Despite what some might believe, my career is as precarious as everyone else’s. When I’m busy, things are going well and I’m in a good place I manage to keep the green-eyed monster in its cage. But when things are fallow or tough, the cage door seems to squeak ajar and that’s all it takes.
I hate myself for it and often question why I am so ready to embrace jealousy when it raises its ugly head. On those quiet days, I tend to spend too long trawling social media platforms seeing what my contemporaries are up to and inevitably, they tend to be speaking at events I would love to be at, or they are hanging out with people I would love to have the ear of. My own achievements seem to pale in comparison as I become my own worst critic.
Is it obsessive? Possibly. Is it a trait that drives me? Maybe. Is it destructive? Absolutely!
How often can jealousy lead to irrational behaviour and a desire to bring people, who you perceive to be on the rise, down? The answer is very often. When I’m working exploring culture and leadership with organisations, the conversation often turns to difficulties with middle managers and their lack of leadership, usually linked to their lack of ability to empower others.
There is no doubt that this is partly due to jealousy, which, often I believe is due to a lack of self-confidence and perception of value or security. I know when I reflect on my own behaviour, the green-eyed monster feeds on my feelings of insecurity yet is starved when I feel positive and confident about a certain project.
It strikes me that as more and more people feel insecure on a personal and a professional level, jealousy is becoming an increasing concern and a driver of so many poor decisions and behaviours.
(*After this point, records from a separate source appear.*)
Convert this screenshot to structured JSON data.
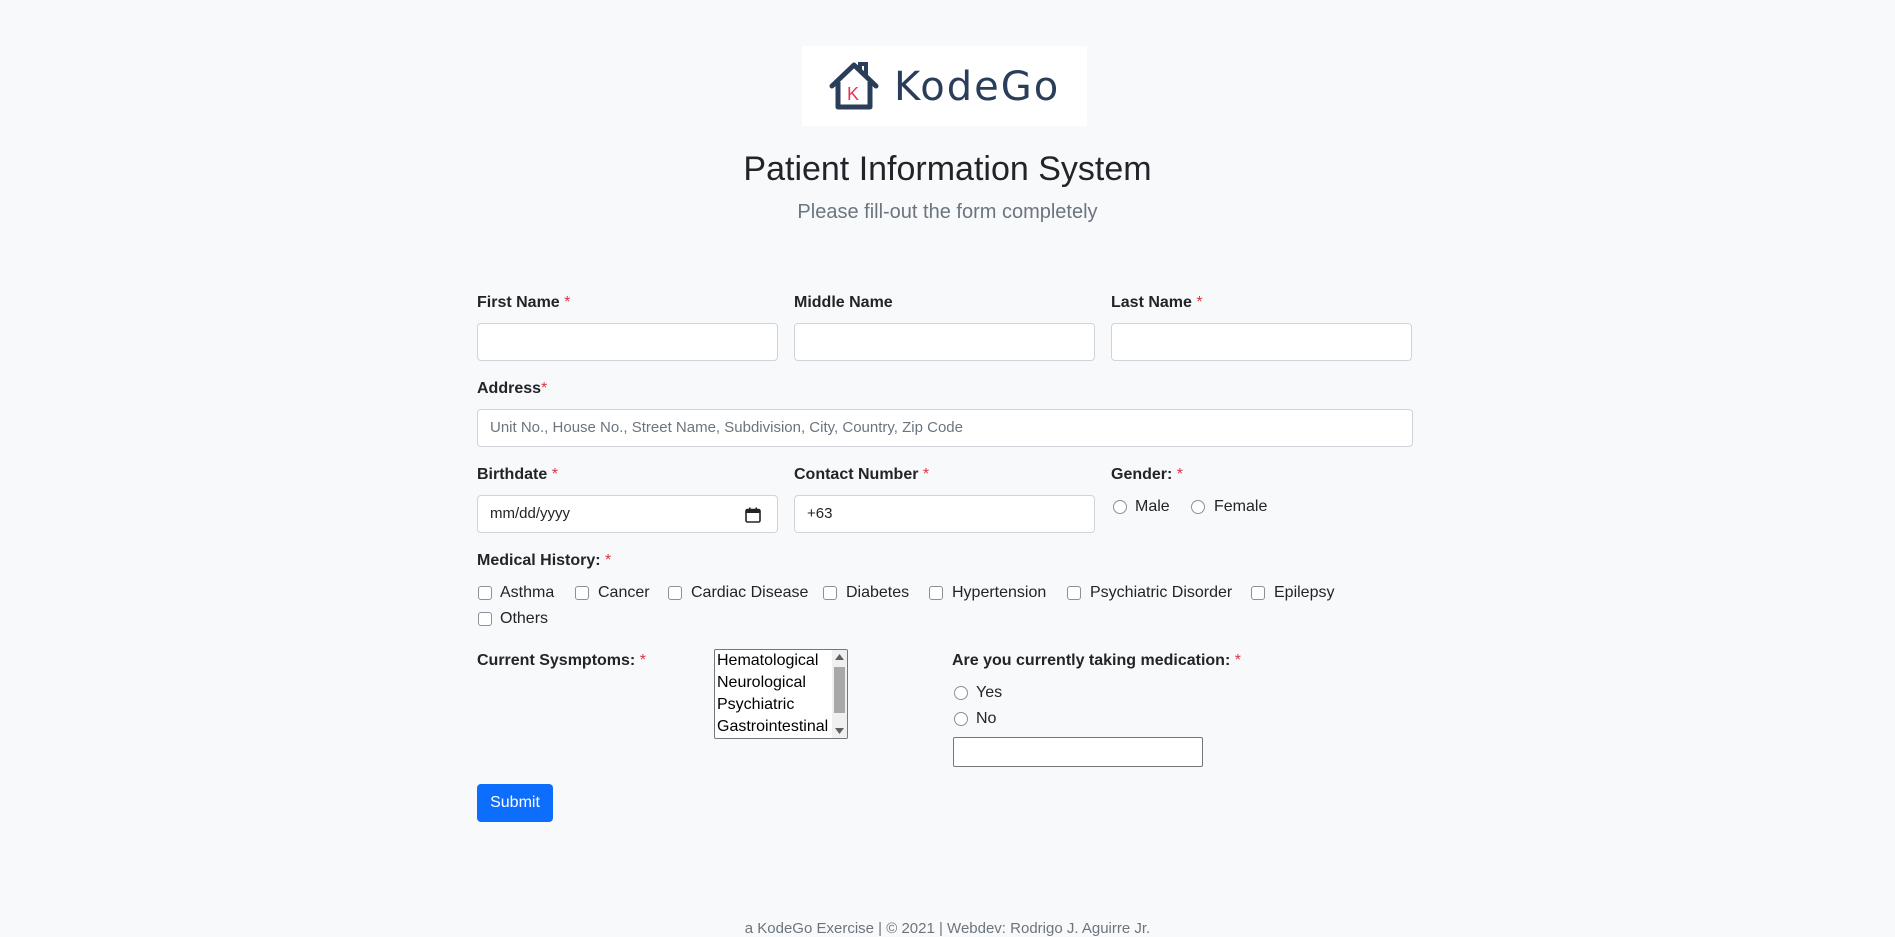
{
  "header": {
    "logo_text": "KodeGo",
    "logo_letter": "K",
    "title": "Patient Information System",
    "subtitle": "Please fill-out the form completely"
  },
  "form": {
    "required_mark": "*",
    "first_name": {
      "label": "First Name",
      "value": ""
    },
    "middle_name": {
      "label": "Middle Name",
      "value": ""
    },
    "last_name": {
      "label": "Last Name",
      "value": ""
    },
    "address": {
      "label": "Address",
      "placeholder": "Unit No., House No., Street Name, Subdivision, City, Country, Zip Code"
    },
    "birthdate": {
      "label": "Birthdate",
      "placeholder": "mm/dd/yyyy",
      "icon": "calendar-icon"
    },
    "contact": {
      "label": "Contact Number",
      "value": "+63"
    },
    "gender": {
      "label": "Gender:",
      "options": [
        "Male",
        "Female"
      ]
    },
    "medical_history": {
      "label": "Medical History:",
      "options": [
        "Asthma",
        "Cancer",
        "Cardiac Disease",
        "Diabetes",
        "Hypertension",
        "Psychiatric Disorder",
        "Epilepsy",
        "Others"
      ]
    },
    "symptoms": {
      "label": "Current Sysmptoms:",
      "options": [
        "Hematological",
        "Neurological",
        "Psychiatric",
        "Gastrointestinal"
      ]
    },
    "medication": {
      "label": "Are you currently taking medication:",
      "options": [
        "Yes",
        "No"
      ],
      "details_value": ""
    },
    "submit_label": "Submit"
  },
  "footer": {
    "text": "a KodeGo Exercise | © 2021 | Webdev: Rodrigo J. Aguirre Jr."
  },
  "colors": {
    "primary": "#0d6efd",
    "required": "#dc3545",
    "background": "#f8f9fa",
    "logo_dark": "#2a3d59",
    "logo_accent": "#e8335d"
  }
}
It is hard at times to be objective and constructive, yet it is in all of our best interests to recognise and tame not only our own green friend but to understand and support others with theirs.